M. L. Plumer
J. Wamoyi
Z. S. Shigongo
G. H. Mshana
A. I.N. Obasi
D. Ross
D. Wight

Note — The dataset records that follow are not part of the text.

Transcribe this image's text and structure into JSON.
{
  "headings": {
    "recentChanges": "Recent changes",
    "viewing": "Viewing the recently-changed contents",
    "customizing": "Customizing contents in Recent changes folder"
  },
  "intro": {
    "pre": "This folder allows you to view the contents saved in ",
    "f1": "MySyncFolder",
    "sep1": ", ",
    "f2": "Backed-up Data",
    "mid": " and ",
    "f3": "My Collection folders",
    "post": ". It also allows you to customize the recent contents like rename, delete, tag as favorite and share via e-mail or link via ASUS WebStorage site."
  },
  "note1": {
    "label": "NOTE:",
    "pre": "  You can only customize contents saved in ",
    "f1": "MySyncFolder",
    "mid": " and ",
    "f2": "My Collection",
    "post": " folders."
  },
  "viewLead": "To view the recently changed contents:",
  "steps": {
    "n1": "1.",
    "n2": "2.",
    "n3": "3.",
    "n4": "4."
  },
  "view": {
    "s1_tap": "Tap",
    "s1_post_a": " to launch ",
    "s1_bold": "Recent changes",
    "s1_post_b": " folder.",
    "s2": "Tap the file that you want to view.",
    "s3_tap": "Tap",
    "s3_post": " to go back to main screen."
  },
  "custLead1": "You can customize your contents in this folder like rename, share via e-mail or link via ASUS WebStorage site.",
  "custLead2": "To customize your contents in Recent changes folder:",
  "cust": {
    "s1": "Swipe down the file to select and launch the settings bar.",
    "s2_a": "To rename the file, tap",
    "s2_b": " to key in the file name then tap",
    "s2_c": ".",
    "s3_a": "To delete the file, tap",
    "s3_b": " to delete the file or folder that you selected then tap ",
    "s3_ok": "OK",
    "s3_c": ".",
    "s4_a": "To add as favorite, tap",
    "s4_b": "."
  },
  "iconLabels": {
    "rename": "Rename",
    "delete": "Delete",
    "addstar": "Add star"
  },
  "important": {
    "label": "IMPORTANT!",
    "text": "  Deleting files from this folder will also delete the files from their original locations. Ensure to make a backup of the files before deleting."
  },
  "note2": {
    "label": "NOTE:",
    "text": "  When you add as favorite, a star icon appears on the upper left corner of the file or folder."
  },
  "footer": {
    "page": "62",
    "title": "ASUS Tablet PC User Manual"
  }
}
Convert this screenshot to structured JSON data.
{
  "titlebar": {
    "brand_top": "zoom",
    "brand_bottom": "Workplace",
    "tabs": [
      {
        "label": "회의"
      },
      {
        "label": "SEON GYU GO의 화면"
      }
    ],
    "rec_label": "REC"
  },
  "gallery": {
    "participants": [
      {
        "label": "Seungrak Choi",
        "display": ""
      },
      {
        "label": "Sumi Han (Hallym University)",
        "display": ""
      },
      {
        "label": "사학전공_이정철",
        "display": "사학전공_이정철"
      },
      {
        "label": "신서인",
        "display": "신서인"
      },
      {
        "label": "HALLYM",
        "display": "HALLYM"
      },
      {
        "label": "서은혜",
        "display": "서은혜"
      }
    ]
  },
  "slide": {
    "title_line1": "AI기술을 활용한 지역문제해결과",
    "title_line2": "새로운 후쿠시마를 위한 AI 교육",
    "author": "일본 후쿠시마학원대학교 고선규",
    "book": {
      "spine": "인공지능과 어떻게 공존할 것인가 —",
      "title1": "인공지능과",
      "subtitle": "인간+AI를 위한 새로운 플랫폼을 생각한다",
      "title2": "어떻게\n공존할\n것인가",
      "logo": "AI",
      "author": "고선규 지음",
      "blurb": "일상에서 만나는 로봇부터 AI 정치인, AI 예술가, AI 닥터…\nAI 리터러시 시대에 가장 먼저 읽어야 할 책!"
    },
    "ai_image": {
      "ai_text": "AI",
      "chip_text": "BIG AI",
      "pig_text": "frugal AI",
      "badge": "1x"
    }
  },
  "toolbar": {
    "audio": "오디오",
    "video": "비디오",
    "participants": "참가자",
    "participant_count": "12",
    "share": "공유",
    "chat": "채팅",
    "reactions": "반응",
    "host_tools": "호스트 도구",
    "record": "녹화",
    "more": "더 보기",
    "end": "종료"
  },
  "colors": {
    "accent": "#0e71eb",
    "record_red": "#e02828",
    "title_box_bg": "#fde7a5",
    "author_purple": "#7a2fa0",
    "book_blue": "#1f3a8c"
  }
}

This study examined young women’s attempts to control reproduction through contraception and fertility protection or promotion in rural Tanzania. It drew on participant observation in nine villages, group discussions and interviews in three others, and 16 health facility simulated patient visits from 1999-2002. Fertility was highly valued, but out-of-wedlock pregnancies were stigmatized. Many girls used traditional contraception, such as wearing charms or drinking ash solutions. Young single mothers sometimes used modern contraception, including Depo Provera, because injections were accessible, private, and infrequent. However, use was ambivalent and inconsistent for fear of side effects, such as infertility (hormonal contraceptives) and reduced male pleasure (condoms). Newly married women tried to conceive immediately. Traditional treatments were used for infertility, miscarriage, or difficult deliveries. These were attributed to physical causes (sexually transmitted infections; contraception; abortion) and/or supernatural causes (God’s will; witchcraft; ancestral punishment). Improved reproductive health education and services are greatly needed. The potential of condoms to protect future fertility should be emphasised.